Exercise objective:
Copy the complete listing exactly as shown.

Material provided:
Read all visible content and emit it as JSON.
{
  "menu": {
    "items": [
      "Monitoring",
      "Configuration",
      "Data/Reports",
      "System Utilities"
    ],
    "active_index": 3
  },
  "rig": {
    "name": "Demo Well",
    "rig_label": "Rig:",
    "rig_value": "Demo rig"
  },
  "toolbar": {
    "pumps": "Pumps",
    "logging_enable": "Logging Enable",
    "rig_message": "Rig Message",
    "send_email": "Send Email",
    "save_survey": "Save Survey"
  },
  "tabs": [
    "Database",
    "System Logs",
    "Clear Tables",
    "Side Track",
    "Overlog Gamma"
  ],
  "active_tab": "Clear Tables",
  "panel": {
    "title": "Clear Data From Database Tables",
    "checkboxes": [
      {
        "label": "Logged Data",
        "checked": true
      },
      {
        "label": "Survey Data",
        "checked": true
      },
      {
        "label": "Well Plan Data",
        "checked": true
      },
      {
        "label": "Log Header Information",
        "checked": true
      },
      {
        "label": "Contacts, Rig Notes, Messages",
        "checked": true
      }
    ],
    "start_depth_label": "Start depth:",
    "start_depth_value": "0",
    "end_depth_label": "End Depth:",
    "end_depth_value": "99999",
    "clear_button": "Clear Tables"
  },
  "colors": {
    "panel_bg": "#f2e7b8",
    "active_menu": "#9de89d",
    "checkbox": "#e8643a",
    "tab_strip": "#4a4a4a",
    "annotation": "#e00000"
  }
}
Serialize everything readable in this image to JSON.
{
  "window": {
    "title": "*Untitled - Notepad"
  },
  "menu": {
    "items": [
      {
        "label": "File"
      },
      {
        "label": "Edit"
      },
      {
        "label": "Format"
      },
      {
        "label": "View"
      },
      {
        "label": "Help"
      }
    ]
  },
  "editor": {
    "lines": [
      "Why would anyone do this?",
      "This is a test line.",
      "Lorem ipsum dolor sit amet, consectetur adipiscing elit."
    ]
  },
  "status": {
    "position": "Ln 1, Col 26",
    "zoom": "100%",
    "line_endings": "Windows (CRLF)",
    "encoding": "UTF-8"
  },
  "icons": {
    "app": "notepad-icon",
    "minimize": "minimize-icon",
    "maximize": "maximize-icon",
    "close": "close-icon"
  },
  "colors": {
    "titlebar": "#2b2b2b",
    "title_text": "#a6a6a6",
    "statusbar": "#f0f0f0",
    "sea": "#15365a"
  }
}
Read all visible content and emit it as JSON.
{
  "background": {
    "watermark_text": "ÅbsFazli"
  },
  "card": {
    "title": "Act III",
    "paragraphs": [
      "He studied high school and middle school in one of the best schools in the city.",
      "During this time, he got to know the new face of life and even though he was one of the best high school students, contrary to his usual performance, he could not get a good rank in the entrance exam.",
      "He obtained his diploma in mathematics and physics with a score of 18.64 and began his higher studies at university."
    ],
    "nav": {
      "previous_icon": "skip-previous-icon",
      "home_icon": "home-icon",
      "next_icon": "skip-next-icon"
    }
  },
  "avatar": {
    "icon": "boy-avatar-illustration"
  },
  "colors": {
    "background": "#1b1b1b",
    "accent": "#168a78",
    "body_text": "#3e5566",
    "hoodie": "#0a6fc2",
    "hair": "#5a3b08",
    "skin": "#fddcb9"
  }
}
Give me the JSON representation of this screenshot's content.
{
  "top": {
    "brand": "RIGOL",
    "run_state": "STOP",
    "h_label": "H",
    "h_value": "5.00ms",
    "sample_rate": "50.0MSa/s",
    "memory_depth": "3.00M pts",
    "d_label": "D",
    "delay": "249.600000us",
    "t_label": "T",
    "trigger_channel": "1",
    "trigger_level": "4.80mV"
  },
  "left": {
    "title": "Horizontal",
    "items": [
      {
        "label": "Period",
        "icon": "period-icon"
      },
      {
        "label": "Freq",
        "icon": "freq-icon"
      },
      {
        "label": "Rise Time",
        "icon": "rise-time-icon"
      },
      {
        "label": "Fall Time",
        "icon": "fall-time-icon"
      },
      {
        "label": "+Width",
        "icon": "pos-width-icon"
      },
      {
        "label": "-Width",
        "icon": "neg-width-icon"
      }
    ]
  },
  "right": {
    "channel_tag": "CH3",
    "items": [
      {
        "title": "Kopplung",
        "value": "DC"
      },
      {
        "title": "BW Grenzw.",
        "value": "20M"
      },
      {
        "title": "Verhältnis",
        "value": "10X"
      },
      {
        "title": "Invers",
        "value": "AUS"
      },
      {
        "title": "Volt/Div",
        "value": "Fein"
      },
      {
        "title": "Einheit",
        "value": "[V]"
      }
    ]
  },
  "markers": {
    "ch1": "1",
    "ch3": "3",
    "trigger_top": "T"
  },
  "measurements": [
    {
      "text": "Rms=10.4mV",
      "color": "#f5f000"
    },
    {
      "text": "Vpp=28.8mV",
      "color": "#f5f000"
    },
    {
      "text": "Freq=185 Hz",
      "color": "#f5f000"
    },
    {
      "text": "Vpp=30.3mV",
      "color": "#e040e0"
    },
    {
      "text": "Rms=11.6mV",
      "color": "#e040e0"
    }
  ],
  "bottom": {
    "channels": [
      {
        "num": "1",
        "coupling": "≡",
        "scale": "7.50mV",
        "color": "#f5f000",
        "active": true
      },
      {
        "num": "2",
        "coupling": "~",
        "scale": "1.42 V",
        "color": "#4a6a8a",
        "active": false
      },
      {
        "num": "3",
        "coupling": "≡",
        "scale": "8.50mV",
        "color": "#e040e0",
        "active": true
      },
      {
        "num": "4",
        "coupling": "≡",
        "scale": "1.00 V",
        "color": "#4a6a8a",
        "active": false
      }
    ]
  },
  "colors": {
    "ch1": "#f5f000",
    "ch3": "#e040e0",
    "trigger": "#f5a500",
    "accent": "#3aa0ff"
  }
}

Answer to this problem:
Read all visible content and emit it as JSON.
{
  "menu": {
    "items": [
      "Monitoring",
      "Configuration",
      "Data/Reports",
      "System Utilities"
    ],
    "active_index": 3
  },
  "rig": {
    "name": "Demo Well",
    "rig_label": "Rig:",
    "rig_value": "Demo rig"
  },
  "toolbar": {
    "pumps": "Pumps",
    "logging_enable": "Logging Enable",
    "rig_message": "Rig Message",
    "send_email": "Send Email",
    "save_survey": "Save Survey"
  },
  "tabs": [
    "Database",
    "System Logs",
    "Clear Tables",
    "Side Track",
    "Overlog Gamma"
  ],
  "active_tab": "Clear Tables",
  "panel": {
    "title": "Clear Data From Database Tables",
    "checkboxes": [
      {
        "label": "Logged Data",
        "checked": true
      },
      {
        "label": "Survey Data",
        "checked": true
      },
      {
        "label": "Well Plan Data",
        "checked": true
      },
      {
        "label": "Log Header Information",
        "checked": true
      },
      {
        "label": "Contacts, Rig Notes, Messages",
        "checked": true
      }
    ],
    "start_depth_label": "Start depth:",
    "start_depth_value": "0",
    "end_depth_label": "End Depth:",
    "end_depth_value": "99999",
    "clear_button": "Clear Tables"
  },
  "colors": {
    "panel_bg": "#f2e7b8",
    "active_menu": "#9de89d",
    "checkbox": "#e8643a",
    "tab_strip": "#4a4a4a",
    "annotation": "#e00000"
  }
}
Serialize everything readable in this image to JSON.
{
  "window": {
    "title": "*Untitled - Notepad"
  },
  "menu": {
    "items": [
      {
        "label": "File"
      },
      {
        "label": "Edit"
      },
      {
        "label": "Format"
      },
      {
        "label": "View"
      },
      {
        "label": "Help"
      }
    ]
  },
  "editor": {
    "lines": [
      "Why would anyone do this?",
      "This is a test line.",
      "Lorem ipsum dolor sit amet, consectetur adipiscing elit."
    ]
  },
  "status": {
    "position": "Ln 1, Col 26",
    "zoom": "100%",
    "line_endings": "Windows (CRLF)",
    "encoding": "UTF-8"
  },
  "icons": {
    "app": "notepad-icon",
    "minimize": "minimize-icon",
    "maximize": "maximize-icon",
    "close": "close-icon"
  },
  "colors": {
    "titlebar": "#2b2b2b",
    "title_text": "#a6a6a6",
    "statusbar": "#f0f0f0",
    "sea": "#15365a"
  }
}
Read all visible content and emit it as JSON.
{
  "background": {
    "watermark_text": "ÅbsFazli"
  },
  "card": {
    "title": "Act III",
    "paragraphs": [
      "He studied high school and middle school in one of the best schools in the city.",
      "During this time, he got to know the new face of life and even though he was one of the best high school students, contrary to his usual performance, he could not get a good rank in the entrance exam.",
      "He obtained his diploma in mathematics and physics with a score of 18.64 and began his higher studies at university."
    ],
    "nav": {
      "previous_icon": "skip-previous-icon",
      "home_icon": "home-icon",
      "next_icon": "skip-next-icon"
    }
  },
  "avatar": {
    "icon": "boy-avatar-illustration"
  },
  "colors": {
    "background": "#1b1b1b",
    "accent": "#168a78",
    "body_text": "#3e5566",
    "hoodie": "#0a6fc2",
    "hair": "#5a3b08",
    "skin": "#fddcb9"
  }
}
Give me the JSON representation of this screenshot's content.
{
  "top": {
    "brand": "RIGOL",
    "run_state": "STOP",
    "h_label": "H",
    "h_value": "5.00ms",
    "sample_rate": "50.0MSa/s",
    "memory_depth": "3.00M pts",
    "d_label": "D",
    "delay": "249.600000us",
    "t_label": "T",
    "trigger_channel": "1",
    "trigger_level": "4.80mV"
  },
  "left": {
    "title": "Horizontal",
    "items": [
      {
        "label": "Period",
        "icon": "period-icon"
      },
      {
        "label": "Freq",
        "icon": "freq-icon"
      },
      {
        "label": "Rise Time",
        "icon": "rise-time-icon"
      },
      {
        "label": "Fall Time",
        "icon": "fall-time-icon"
      },
      {
        "label": "+Width",
        "icon": "pos-width-icon"
      },
      {
        "label": "-Width",
        "icon": "neg-width-icon"
      }
    ]
  },
  "right": {
    "channel_tag": "CH3",
    "items": [
      {
        "title": "Kopplung",
        "value": "DC"
      },
      {
        "title": "BW Grenzw.",
        "value": "20M"
      },
      {
        "title": "Verhältnis",
        "value": "10X"
      },
      {
        "title": "Invers",
        "value": "AUS"
      },
      {
        "title": "Volt/Div",
        "value": "Fein"
      },
      {
        "title": "Einheit",
        "value": "[V]"
      }
    ]
  },
  "markers": {
    "ch1": "1",
    "ch3": "3",
    "trigger_top": "T"
  },
  "measurements": [
    {
      "text": "Rms=10.4mV",
      "color": "#f5f000"
    },
    {
      "text": "Vpp=28.8mV",
      "color": "#f5f000"
    },
    {
      "text": "Freq=185 Hz",
      "color": "#f5f000"
    },
    {
      "text": "Vpp=30.3mV",
      "color": "#e040e0"
    },
    {
      "text": "Rms=11.6mV",
      "color": "#e040e0"
    }
  ],
  "bottom": {
    "channels": [
      {
        "num": "1",
        "coupling": "≡",
        "scale": "7.50mV",
        "color": "#f5f000",
        "active": true
      },
      {
        "num": "2",
        "coupling": "~",
        "scale": "1.42 V",
        "color": "#4a6a8a",
        "active": false
      },
      {
        "num": "3",
        "coupling": "≡",
        "scale": "8.50mV",
        "color": "#e040e0",
        "active": true
      },
      {
        "num": "4",
        "coupling": "≡",
        "scale": "1.00 V",
        "color": "#4a6a8a",
        "active": false
      }
    ]
  },
  "colors": {
    "ch1": "#f5f000",
    "ch3": "#e040e0",
    "trigger": "#f5a500",
    "accent": "#3aa0ff"
  }
}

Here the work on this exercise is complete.